Is using my religion a bad idea for a cultural stereotype example?
Or maybe being a Prius owner stereotype? Cars around me seem to think I'm going to drive slow but in reality I regularly break the law speeding...in a Prius. Which defies the stereotype of a Prius owner.
I never really get confronted about a culture I belong to...this is difficult. Anyone want to help me out here?
Thank you ahead of time!
- 7 years agoFavorite Answer
to hopefully clear the waters, the web page (below) provides answer to: What Is a Stereotype?
Feisty. Seductive. Intelligent. Used to describe individuals, the preceding adjectives pose no particular problem. Used to describe groups of people, however, these same adjectives may constitute stereotypes. What is a stereotype? Stereotypes are qualities assigned to groups of people related to their race, nationality and sexual orientation, to name a few. Because they generalize groups of people in manners that lead to discrimination and ignore the diversity within groups, stereotypes should be avoided.
Stereotypes vs. Generalizations
While all stereotypes are generalizations, not all generalizations are stereotypes. Stereotypes are oversimplifications of people groups widely circulated in certain societies. In the United States, for example, racial groups are linked to stereotypes such as being good at math, athletics, dancing and so forth. So well-known are these stereotypes in the U.S. that the average American likely wouldn’t hesitate if asked to identify which racial group in this country is known for excelling in basketball. In short, when one stereotypes, one repeats the cultural mythology already present in a particular society.

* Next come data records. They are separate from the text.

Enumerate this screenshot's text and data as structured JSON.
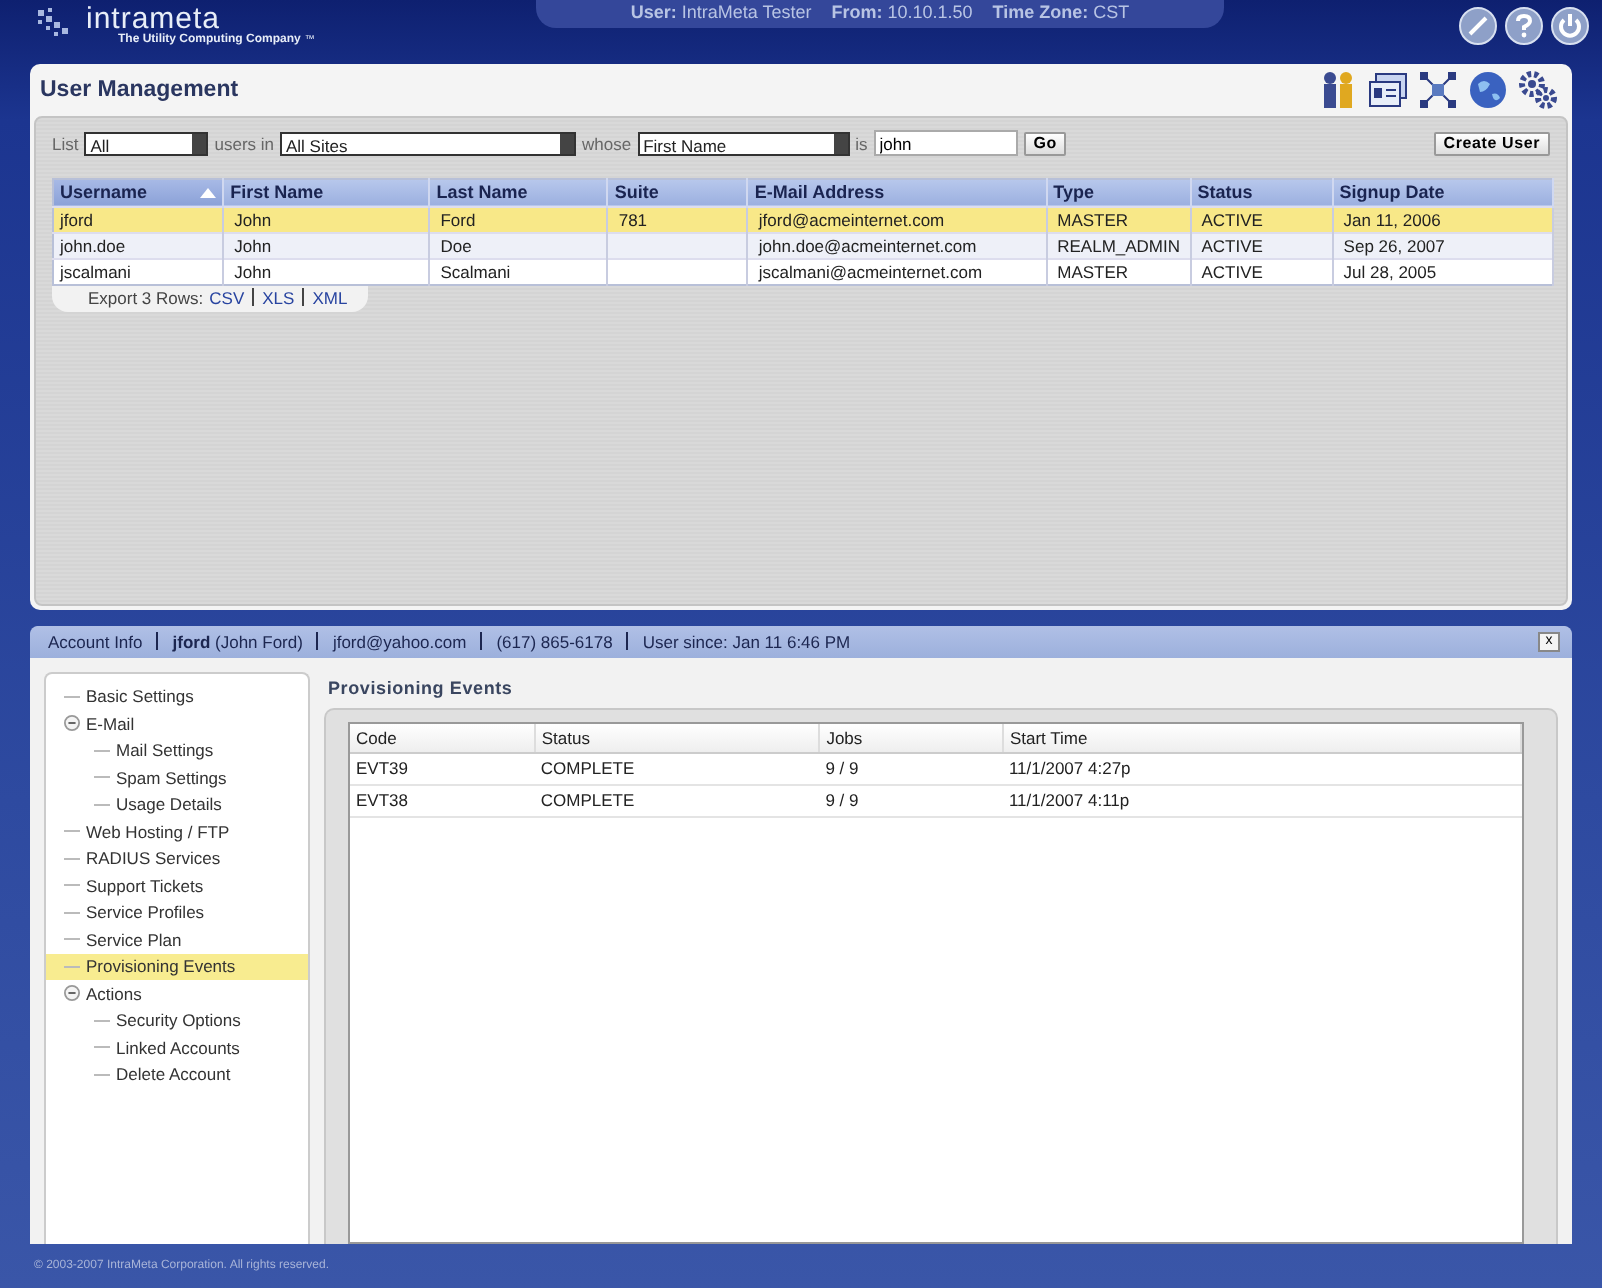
{
  "header": {
    "logo": "intrameta",
    "tagline": "The Utility Computing Company",
    "trademark": "™",
    "session": [
      {
        "label": "User:",
        "value": "IntraMeta Tester"
      },
      {
        "label": "From:",
        "value": "10.10.1.50"
      },
      {
        "label": "Time Zone:",
        "value": "CST"
      }
    ]
  },
  "page_title": "User Management",
  "filter": {
    "list_label": "List",
    "list_value": "All",
    "in_label": "users in",
    "site_value": "All Sites",
    "whose_label": "whose",
    "field_value": "First Name",
    "is_label": "is",
    "query": "john",
    "go": "Go",
    "create": "Create User"
  },
  "users": {
    "columns": [
      {
        "label": "Username",
        "sorted": true
      },
      {
        "label": "First Name",
        "sorted": false
      },
      {
        "label": "Last Name",
        "sorted": false
      },
      {
        "label": "Suite",
        "sorted": false
      },
      {
        "label": "E-Mail Address",
        "sorted": false
      },
      {
        "label": "Type",
        "sorted": false
      },
      {
        "label": "Status",
        "sorted": false
      },
      {
        "label": "Signup Date",
        "sorted": false
      }
    ],
    "rows": [
      {
        "selected": true,
        "cells": [
          "jford",
          "John",
          "Ford",
          "781",
          "jford@acmeinternet.com",
          "MASTER",
          "ACTIVE",
          "Jan 11, 2006"
        ]
      },
      {
        "selected": false,
        "cells": [
          "john.doe",
          "John",
          "Doe",
          "",
          "john.doe@acmeinternet.com",
          "REALM_ADMIN",
          "ACTIVE",
          "Sep 26, 2007"
        ]
      },
      {
        "selected": false,
        "cells": [
          "jscalmani",
          "John",
          "Scalmani",
          "",
          "jscalmani@acmeinternet.com",
          "MASTER",
          "ACTIVE",
          "Jul 28, 2005"
        ]
      }
    ]
  },
  "export": {
    "label": "Export 3 Rows:",
    "links": [
      "CSV",
      "XLS",
      "XML"
    ]
  },
  "account_bar": {
    "items": [
      "Account Info",
      "**jford** (John Ford)",
      "jford@yahoo.com",
      "(617) 865-6178",
      "User since: Jan 11 6:46 PM"
    ],
    "close": "x"
  },
  "tree": [
    {
      "label": "Basic Settings",
      "selected": false
    },
    {
      "label": "E-Mail",
      "selected": false,
      "expanded": true,
      "children": [
        {
          "label": "Mail Settings",
          "selected": false
        },
        {
          "label": "Spam Settings",
          "selected": false
        },
        {
          "label": "Usage Details",
          "selected": false
        }
      ]
    },
    {
      "label": "Web Hosting / FTP",
      "selected": false
    },
    {
      "label": "RADIUS Services",
      "selected": false
    },
    {
      "label": "Support Tickets",
      "selected": false
    },
    {
      "label": "Service Profiles",
      "selected": false
    },
    {
      "label": "Service Plan",
      "selected": false
    },
    {
      "label": "Provisioning Events",
      "selected": true
    },
    {
      "label": "Actions",
      "selected": false,
      "expanded": true,
      "children": [
        {
          "label": "Security Options",
          "selected": false
        },
        {
          "label": "Linked Accounts",
          "selected": false
        },
        {
          "label": "Delete Account",
          "selected": false
        }
      ]
    }
  ],
  "events": {
    "title": "Provisioning Events",
    "columns": [
      "Code",
      "Status",
      "Jobs",
      "Start Time"
    ],
    "rows": [
      [
        "EVT39",
        "COMPLETE",
        "9 / 9",
        "11/1/2007 4:27p"
      ],
      [
        "EVT38",
        "COMPLETE",
        "9 / 9",
        "11/1/2007 4:11p"
      ]
    ]
  },
  "footer": "© 2003-2007 IntraMeta Corporation.  All rights reserved."
}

On the other hand, a person can make a generalization about an ethnic group that hasn’t been perpetuated in society. Say, for instance, a woman encounters individuals from a particular ethnic group and finds them to be excellent parents. Based on her encounters with these folks, she may oversimplify and conclude that anyone from this ethnic group must be an excellent parent. In this instance, she would be guilty of generalizing, but an observer might think twice about calling her conclusion a stereotype since no group in the U.S. has the distinction of being known as excellent parents.

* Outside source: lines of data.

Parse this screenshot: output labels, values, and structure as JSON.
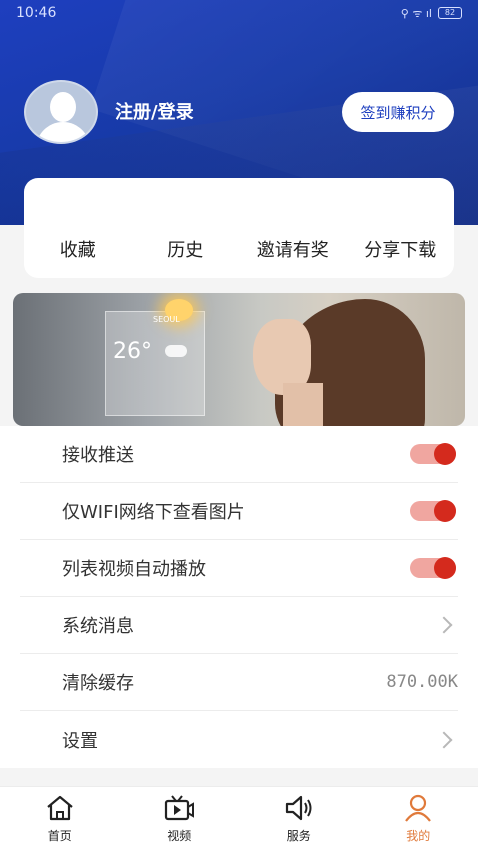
{
  "status_bar": {
    "time": "10:46",
    "signal": "⚲ ᯤ ıl",
    "battery": "82"
  },
  "profile": {
    "login_label": "注册/登录",
    "signin_button": "签到赚积分"
  },
  "quick_actions": [
    {
      "label": "收藏"
    },
    {
      "label": "历史"
    },
    {
      "label": "邀请有奖"
    },
    {
      "label": "分享下载"
    }
  ],
  "banner": {
    "city": "SEOUL",
    "temperature": "26°"
  },
  "settings": {
    "push": {
      "label": "接收推送",
      "enabled": true
    },
    "wifi_images": {
      "label": "仅WIFI网络下查看图片",
      "enabled": true
    },
    "autoplay": {
      "label": "列表视频自动播放",
      "enabled": true
    },
    "messages": {
      "label": "系统消息"
    },
    "cache": {
      "label": "清除缓存",
      "value": "870.00K"
    },
    "settings": {
      "label": "设置"
    }
  },
  "tabs": [
    {
      "label": "首页",
      "icon": "home-icon"
    },
    {
      "label": "视频",
      "icon": "video-icon"
    },
    {
      "label": "服务",
      "icon": "speaker-icon"
    },
    {
      "label": "我的",
      "icon": "user-icon",
      "active": true
    }
  ],
  "colors": {
    "primary_blue": "#1e3fbf",
    "toggle_on": "#d42a1d",
    "active_tab": "#e07a3b"
  }
}
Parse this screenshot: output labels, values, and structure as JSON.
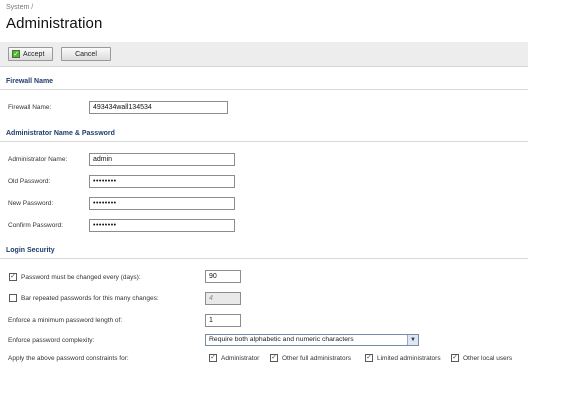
{
  "breadcrumb": "System /",
  "page_title": "Administration",
  "toolbar": {
    "accept_label": "Accept",
    "cancel_label": "Cancel"
  },
  "sections": {
    "firewall": "Firewall Name",
    "admin": "Administrator Name & Password",
    "login": "Login Security"
  },
  "firewall": {
    "name_label": "Firewall Name:",
    "name_value": "493434wall134534"
  },
  "admin": {
    "name_label": "Administrator Name:",
    "name_value": "admin",
    "old_label": "Old Password:",
    "old_value": "••••••••",
    "new_label": "New Password:",
    "new_value": "••••••••",
    "confirm_label": "Confirm Password:",
    "confirm_value": "••••••••"
  },
  "login": {
    "pw_change_label": "Password must be changed every (days):",
    "pw_change_checked": true,
    "pw_change_value": "90",
    "bar_repeat_label": "Bar repeated passwords for this many changes:",
    "bar_repeat_checked": false,
    "bar_repeat_value": "4",
    "min_length_label": "Enforce a minimum password length of:",
    "min_length_value": "1",
    "complexity_label": "Enforce password complexity:",
    "complexity_value": "Require both alphabetic and numeric characters",
    "apply_label": "Apply the above password constraints for:",
    "apply_options": [
      {
        "label": "Administrator",
        "checked": true
      },
      {
        "label": "Other full administrators",
        "checked": true
      },
      {
        "label": "Limited administrators",
        "checked": true
      },
      {
        "label": "Other local users",
        "checked": true
      }
    ]
  }
}
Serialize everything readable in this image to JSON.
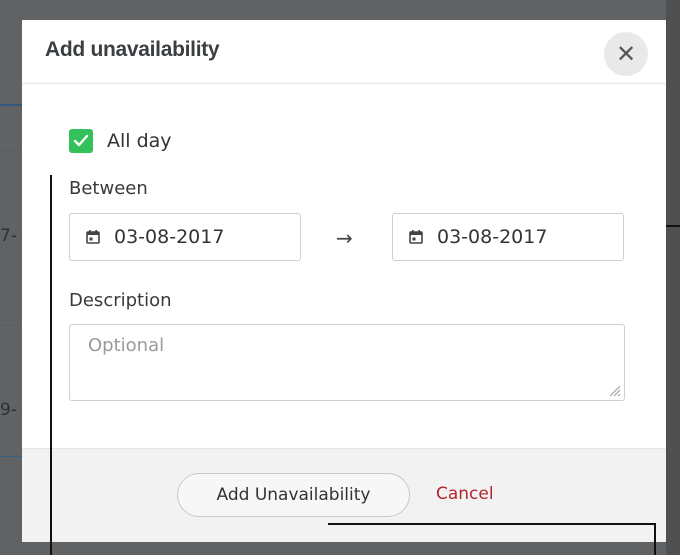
{
  "dialog": {
    "title": "Add unavailability",
    "close_glyph": "✕",
    "all_day": {
      "label": "All day",
      "checked": true
    },
    "between": {
      "label": "Between",
      "start_date": "03-08-2017",
      "end_date": "03-08-2017",
      "separator": "→"
    },
    "description": {
      "label": "Description",
      "value": "",
      "placeholder": "Optional"
    },
    "footer": {
      "submit_label": "Add Unavailability",
      "cancel_label": "Cancel"
    }
  },
  "colors": {
    "checkbox_green": "#33c25a",
    "cancel_red": "#b3262c",
    "footer_bg": "#f2f2f2",
    "backdrop": "#606264"
  },
  "icons": {
    "close": "close-icon",
    "check": "check-icon",
    "calendar": "calendar-icon",
    "arrow": "arrow-right-icon",
    "resize": "resize-grip-icon"
  }
}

Stereotypes Can Be Complicated
While stereotypes may refer to a specific sex, race, religion or country, often they link various aspects of identity together. A stereotype about black, gay men, for example, would involve race, sex and sexual orientation. Although such a stereotype targets a specific segment of African Americans rather than blacks generally, it’s still problematic to insinuate that black, gay men are all a certain way. Too many other factors make up any one black, gay man’s identity to ascribe a set list of characteristics to him.
Stereotypes are also complicated in that when they factor in race and sex, members of the same group may be pegged very differently. Certain stereotypes apply to Asian Americans generally, for example. But when the Asian American population is broken down by sex, one finds that stereotypes of Asian American men and Asian American women differ drastically from each other. Stereotypes involving race and gender may peg the women of a racial group as attractive and desirable and the men as the exact opposite or vice versa.

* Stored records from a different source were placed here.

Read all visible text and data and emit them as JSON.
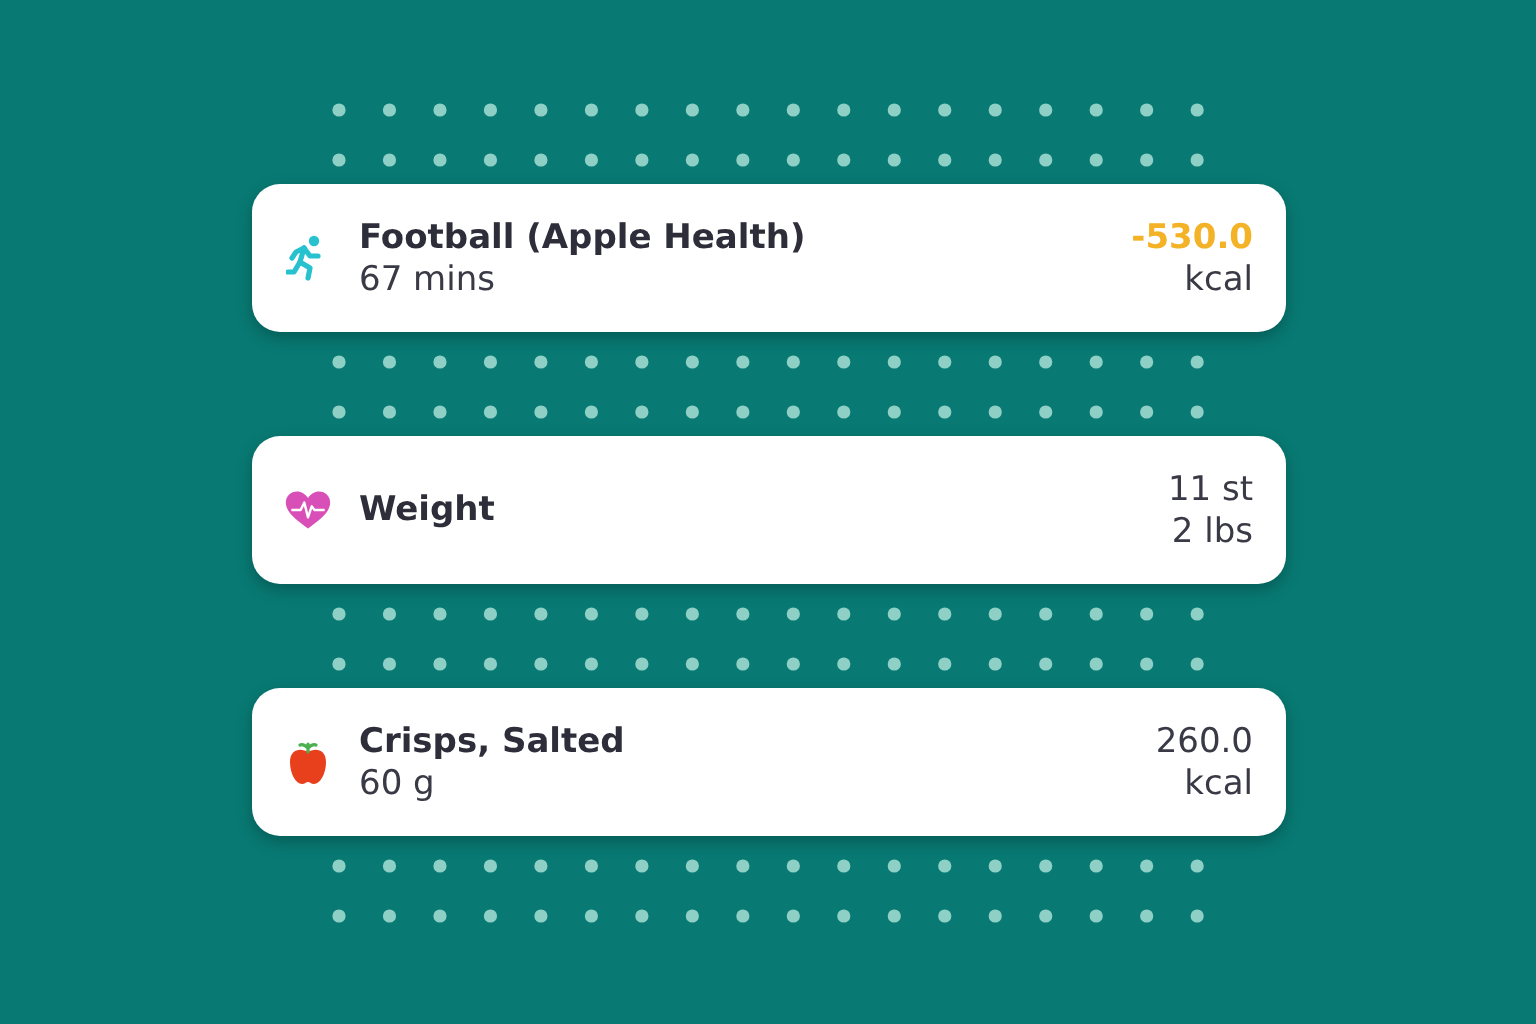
{
  "entries": [
    {
      "kind": "exercise",
      "title": "Football (Apple Health)",
      "subtitle": "67 mins",
      "value_lines": [
        "-530.0",
        "kcal"
      ]
    },
    {
      "kind": "weight",
      "title": "Weight",
      "value_lines": [
        "11 st",
        "2 lbs"
      ]
    },
    {
      "kind": "food",
      "title": "Crisps, Salted",
      "subtitle": "60 g",
      "value_lines": [
        "260.0",
        "kcal"
      ]
    }
  ]
}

Even stereotypes applied to a racial group become inconsistent when members of that group are broken down by national origin. A case in point is that stereotypes about black Americans differ from those about blacks from the Caribbean or blacks from African nations. Such discrepancies indicate that stereotypes make little sense and aren’t useful tools by which to judge others based on just a few aspects of their identity.
Can Stereotypes Ever Be Good?
Both negative and positive stereotypes exist, but even the latter do harm. That’s because all stereotypes are limiting and leave little to no room for individuality. Perhaps a child belongs to a racial group known for being highly intelligent. This particular child, however, suffers from a learning disability and struggles to keep up with his classmates in school. Because his teacher buys into the stereotype that this child is supposed to excel in class because “his people” are highly intelligent, she might assume that his poor marks are because he’s lazy and never do the investigative work needed to discover his learning disability, saving him from years of struggle in school.
Is There Truth in Stereotypes?
Wrapping Up detail and suggested reading links at web page
- ElGuapoLv 47 years ago
Given your concerns, I would definitely go with the Prius. Religion is going to cause tension whether people's views of your faith are positive or negative. We have a cultural taboo in this country around criticizing religion, and any time you can't speak freely you're going to cause anxiety for people. That's not a problem you can solve in one classroom speech, so just don't go there is my advice. And you'll be fine, the Prius idea is great.